Yet even after Hoyle’s input, Huddersfield still faced – and overcame – a vast financial disadvantage. And you know what? Ten years ago I watched Gary Waddock’s Aldershot do exactly the same thing.
Like Huddersfield, they began the season as rank outsiders with a rookie manager. Like Huddersfield, their budget was minimal by comparison to the likes of Oxford and Cambridge. But, like Huddersfield, they played fast, attacking football and altered their style for nobody.
Scott Davies was their Aaron Mooy – an under-the-radar loan signing who became the heartbeat of the side – John Grant was turned from journeyman to dangerman with a career-best 25 goals, Anthony Charles had the season of his life at centre-half.
If that side had played today, they’d still have smashed through the 100-point barrier. Such is the power of believing in a plan.
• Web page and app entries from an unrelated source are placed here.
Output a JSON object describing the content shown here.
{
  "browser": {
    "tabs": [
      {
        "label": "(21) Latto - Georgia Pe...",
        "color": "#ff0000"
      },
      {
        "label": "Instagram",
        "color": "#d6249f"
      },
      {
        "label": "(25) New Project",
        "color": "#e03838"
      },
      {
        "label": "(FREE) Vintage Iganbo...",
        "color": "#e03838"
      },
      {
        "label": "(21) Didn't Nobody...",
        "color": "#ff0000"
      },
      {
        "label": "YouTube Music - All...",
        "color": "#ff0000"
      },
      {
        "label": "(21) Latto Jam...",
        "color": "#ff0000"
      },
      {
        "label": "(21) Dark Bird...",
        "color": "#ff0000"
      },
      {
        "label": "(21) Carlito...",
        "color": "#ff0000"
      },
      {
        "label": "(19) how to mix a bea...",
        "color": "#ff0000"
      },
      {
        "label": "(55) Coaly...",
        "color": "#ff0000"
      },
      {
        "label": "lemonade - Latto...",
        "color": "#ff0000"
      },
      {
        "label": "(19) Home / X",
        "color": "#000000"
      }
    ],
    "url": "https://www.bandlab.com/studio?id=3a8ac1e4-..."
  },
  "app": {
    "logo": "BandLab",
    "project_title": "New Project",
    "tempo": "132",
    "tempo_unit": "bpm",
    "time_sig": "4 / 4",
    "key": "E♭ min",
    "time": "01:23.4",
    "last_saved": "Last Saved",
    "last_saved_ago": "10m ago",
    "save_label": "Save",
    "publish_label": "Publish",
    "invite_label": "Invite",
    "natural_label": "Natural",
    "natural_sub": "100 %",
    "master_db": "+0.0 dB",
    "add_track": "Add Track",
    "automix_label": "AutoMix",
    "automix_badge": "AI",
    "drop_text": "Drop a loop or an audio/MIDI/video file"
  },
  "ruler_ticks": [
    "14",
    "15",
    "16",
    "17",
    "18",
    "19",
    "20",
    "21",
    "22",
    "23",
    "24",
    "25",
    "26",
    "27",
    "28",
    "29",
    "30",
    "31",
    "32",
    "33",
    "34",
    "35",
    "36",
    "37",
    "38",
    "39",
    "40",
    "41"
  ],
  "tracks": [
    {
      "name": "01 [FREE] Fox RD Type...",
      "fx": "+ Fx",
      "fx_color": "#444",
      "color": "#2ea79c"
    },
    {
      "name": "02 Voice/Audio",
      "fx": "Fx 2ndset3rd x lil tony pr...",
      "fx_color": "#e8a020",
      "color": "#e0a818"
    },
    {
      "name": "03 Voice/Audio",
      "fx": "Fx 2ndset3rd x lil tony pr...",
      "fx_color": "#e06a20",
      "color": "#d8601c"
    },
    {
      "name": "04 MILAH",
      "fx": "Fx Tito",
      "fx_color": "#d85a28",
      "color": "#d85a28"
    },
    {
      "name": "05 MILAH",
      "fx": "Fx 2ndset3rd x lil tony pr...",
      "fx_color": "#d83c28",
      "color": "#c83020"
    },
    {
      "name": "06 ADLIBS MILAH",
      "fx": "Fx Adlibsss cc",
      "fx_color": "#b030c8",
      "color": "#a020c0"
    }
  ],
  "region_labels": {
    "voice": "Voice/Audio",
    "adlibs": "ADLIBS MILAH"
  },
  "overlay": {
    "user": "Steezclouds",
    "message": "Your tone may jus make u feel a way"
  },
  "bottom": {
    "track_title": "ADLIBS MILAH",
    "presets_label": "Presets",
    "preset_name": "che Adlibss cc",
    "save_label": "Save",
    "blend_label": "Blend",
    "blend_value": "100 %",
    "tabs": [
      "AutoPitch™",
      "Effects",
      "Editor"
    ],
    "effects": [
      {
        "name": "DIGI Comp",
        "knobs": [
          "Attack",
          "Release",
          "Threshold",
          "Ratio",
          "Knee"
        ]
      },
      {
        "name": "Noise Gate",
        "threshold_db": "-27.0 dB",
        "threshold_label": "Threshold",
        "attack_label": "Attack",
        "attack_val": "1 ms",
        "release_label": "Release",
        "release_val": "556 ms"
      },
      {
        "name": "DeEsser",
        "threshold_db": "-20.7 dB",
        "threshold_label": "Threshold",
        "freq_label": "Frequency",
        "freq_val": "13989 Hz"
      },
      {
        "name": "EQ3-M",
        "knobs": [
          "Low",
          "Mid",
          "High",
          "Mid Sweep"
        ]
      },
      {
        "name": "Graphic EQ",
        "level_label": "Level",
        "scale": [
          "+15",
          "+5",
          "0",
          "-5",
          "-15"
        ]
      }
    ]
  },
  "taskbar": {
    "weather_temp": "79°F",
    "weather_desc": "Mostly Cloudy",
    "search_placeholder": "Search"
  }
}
Hoyle employed Wagner because he had grown tired of managers who simply played for the next result. Who believed the only way to improve was to sign better players, like a live-action game of Football Manager.
He wanted a vision, an ethos, a man who could coach rather than buy, success. For any cash-strapped owner – at any level – finding a manager with those qualities is surely their single most important task.